In most editors it only takes a few keystrokes to switch focus to the .aux file, skip to the end, and delete the last line, so this can be done quite quickly.

If you prefer to force compilation to finish so all buffered \write's are flushed and the .aux isn't corrupted, you can instruct the compiler to proceed through errors without pausing for user input with the -interaction=nonstopmode option, that way you don't have to keystroke past each of them.

Since the problem is .aux file is damaged, you should let your editor know that you want it compile from scratch each time. For example, in case of using Texify if you use Winedt editor (which is unfortunately not free), this is how you would do it: go to Options->Execution Modes->Texify and then mark "Clean Build". I had the same problem and this solved it.

The same issue I had when working with my thesis. Be careful with the references which you might use from google scholar or some comprehensive files which are probably have different format than your bib package support. Making correct references might solve your problem as I solved it by correcting references.

I just ran into the same problem out of blue. All a sudden, it can't run.

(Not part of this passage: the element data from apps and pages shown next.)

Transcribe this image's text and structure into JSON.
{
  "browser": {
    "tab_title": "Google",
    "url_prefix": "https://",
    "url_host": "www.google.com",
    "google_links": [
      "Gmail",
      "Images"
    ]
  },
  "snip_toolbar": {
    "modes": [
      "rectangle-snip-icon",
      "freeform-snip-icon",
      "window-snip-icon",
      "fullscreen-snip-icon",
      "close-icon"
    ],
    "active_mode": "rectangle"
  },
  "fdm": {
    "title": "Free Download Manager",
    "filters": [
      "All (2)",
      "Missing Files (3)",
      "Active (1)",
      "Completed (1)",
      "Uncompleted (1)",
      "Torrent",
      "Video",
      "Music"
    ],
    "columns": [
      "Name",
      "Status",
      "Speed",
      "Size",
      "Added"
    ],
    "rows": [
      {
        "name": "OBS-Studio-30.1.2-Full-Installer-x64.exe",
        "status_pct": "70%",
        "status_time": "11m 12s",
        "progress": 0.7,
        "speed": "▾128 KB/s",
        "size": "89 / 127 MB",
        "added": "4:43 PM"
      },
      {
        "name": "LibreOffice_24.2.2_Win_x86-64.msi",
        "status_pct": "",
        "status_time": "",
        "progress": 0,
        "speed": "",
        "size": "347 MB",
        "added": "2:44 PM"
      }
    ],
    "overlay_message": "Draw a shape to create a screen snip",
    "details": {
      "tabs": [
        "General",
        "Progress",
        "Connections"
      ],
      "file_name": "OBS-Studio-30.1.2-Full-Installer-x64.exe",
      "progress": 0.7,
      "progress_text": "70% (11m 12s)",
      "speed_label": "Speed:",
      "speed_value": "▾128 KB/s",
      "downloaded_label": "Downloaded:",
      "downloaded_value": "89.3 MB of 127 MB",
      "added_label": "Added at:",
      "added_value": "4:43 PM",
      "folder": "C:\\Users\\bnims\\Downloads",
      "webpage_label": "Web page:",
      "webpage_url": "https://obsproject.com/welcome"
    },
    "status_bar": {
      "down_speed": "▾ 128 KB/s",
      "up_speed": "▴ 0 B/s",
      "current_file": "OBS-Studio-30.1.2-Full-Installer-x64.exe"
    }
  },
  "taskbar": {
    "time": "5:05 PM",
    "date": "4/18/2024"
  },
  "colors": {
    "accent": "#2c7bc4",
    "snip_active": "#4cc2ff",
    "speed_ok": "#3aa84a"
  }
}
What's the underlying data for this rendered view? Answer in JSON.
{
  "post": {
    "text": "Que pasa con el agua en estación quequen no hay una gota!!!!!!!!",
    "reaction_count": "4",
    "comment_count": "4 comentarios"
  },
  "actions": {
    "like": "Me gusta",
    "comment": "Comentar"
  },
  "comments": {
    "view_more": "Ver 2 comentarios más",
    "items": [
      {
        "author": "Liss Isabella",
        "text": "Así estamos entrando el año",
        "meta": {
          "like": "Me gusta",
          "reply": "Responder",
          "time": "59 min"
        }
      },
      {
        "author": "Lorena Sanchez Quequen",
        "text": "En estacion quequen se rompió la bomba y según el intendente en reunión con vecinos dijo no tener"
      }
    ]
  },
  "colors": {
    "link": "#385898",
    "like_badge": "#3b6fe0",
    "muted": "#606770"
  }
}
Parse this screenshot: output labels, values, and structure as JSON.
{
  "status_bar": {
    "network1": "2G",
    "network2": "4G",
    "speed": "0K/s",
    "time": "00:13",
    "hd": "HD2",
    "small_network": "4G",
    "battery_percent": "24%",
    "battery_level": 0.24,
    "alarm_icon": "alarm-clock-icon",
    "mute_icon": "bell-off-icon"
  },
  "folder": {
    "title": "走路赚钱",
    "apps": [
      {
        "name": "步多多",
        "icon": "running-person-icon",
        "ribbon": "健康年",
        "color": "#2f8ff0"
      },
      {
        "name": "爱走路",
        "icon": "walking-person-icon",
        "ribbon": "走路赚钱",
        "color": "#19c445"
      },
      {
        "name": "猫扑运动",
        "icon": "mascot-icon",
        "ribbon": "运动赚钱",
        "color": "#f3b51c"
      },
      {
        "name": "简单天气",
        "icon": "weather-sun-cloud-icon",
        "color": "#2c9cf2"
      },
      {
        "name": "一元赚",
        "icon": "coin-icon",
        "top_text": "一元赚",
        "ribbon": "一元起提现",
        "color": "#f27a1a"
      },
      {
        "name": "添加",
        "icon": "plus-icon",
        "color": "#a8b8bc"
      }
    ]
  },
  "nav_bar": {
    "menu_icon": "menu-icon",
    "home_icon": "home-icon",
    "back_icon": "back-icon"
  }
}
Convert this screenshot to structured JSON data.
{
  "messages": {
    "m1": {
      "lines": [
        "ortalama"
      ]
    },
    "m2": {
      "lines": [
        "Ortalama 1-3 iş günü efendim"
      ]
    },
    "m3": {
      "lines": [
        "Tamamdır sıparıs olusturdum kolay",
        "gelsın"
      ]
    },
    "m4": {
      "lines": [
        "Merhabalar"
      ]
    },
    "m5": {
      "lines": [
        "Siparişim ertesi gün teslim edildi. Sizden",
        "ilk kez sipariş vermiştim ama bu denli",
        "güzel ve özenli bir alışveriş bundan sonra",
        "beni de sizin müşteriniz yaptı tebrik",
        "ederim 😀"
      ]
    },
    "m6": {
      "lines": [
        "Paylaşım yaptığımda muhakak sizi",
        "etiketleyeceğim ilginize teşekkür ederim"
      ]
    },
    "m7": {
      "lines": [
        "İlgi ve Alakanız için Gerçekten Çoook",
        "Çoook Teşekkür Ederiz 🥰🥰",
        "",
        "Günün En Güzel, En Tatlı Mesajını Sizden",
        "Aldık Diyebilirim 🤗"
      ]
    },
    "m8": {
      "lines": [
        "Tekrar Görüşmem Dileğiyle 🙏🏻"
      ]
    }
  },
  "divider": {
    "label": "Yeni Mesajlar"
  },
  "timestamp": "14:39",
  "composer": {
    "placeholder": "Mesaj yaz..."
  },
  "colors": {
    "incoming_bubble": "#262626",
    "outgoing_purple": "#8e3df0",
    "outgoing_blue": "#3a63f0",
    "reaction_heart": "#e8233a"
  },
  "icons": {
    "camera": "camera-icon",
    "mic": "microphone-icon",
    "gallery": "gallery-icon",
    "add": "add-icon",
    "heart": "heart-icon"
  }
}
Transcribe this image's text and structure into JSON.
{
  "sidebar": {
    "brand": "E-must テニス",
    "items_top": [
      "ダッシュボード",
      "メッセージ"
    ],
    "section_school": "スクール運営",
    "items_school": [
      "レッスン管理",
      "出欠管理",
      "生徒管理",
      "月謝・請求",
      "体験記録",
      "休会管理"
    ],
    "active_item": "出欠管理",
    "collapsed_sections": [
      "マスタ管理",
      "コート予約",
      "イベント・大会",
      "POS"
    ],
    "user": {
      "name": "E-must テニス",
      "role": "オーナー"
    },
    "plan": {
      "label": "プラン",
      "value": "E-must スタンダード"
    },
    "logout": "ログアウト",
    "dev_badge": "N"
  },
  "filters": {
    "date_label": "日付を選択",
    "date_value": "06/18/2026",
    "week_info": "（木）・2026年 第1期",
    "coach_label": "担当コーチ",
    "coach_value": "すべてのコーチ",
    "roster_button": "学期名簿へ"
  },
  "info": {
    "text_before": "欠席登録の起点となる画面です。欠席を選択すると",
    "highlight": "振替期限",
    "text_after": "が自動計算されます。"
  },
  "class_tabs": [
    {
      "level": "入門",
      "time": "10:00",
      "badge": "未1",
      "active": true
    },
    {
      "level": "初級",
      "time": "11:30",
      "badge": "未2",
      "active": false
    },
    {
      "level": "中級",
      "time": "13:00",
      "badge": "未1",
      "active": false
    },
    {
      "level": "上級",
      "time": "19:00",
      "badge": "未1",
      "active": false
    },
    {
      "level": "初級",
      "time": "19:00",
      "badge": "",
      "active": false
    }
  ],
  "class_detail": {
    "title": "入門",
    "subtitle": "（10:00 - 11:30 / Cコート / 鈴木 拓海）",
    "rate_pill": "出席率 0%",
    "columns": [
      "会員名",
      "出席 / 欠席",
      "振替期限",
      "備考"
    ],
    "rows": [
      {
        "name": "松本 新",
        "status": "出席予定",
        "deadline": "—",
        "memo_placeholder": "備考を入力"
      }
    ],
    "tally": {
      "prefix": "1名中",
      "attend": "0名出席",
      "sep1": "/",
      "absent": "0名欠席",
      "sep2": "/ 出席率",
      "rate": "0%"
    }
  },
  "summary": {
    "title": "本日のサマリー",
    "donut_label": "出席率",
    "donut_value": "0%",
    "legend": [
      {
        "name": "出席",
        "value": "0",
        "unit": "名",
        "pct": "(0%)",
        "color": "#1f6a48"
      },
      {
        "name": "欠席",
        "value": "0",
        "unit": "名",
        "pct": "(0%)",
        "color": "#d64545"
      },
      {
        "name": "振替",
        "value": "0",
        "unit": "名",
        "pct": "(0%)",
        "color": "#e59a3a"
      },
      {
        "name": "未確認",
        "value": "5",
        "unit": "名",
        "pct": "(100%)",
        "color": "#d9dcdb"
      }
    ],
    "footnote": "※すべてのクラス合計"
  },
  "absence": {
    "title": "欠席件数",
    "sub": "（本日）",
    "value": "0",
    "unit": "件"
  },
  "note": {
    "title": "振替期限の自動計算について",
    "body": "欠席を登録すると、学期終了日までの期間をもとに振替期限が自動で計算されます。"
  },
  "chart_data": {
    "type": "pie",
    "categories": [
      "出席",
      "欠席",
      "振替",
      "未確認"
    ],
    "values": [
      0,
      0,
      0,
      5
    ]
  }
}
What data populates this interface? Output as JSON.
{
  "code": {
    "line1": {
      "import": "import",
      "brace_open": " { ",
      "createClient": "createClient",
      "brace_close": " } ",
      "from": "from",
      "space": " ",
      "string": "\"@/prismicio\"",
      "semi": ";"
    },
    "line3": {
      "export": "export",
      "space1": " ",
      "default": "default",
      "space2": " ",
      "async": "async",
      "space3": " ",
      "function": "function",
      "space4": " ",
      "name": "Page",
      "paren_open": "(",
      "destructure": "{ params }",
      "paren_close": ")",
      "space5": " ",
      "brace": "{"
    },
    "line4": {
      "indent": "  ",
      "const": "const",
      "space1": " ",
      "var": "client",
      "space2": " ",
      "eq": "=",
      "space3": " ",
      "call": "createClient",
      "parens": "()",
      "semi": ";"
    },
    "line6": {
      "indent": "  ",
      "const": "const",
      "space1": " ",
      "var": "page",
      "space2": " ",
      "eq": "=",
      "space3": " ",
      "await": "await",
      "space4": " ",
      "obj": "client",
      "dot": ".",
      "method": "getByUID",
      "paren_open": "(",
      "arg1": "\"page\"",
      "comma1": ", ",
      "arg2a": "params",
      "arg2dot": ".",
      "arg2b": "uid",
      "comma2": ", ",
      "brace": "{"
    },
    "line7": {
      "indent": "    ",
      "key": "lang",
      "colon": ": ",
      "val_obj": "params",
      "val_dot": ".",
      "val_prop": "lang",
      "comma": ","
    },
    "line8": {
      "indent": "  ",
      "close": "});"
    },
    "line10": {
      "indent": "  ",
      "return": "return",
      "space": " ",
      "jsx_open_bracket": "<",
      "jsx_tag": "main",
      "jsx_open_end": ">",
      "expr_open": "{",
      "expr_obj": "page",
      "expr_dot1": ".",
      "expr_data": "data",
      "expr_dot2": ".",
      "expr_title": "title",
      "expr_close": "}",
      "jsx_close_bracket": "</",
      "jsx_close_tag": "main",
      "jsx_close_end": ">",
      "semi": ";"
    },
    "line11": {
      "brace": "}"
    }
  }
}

At the end, I copied the whole text into a new file and save it, and it works again!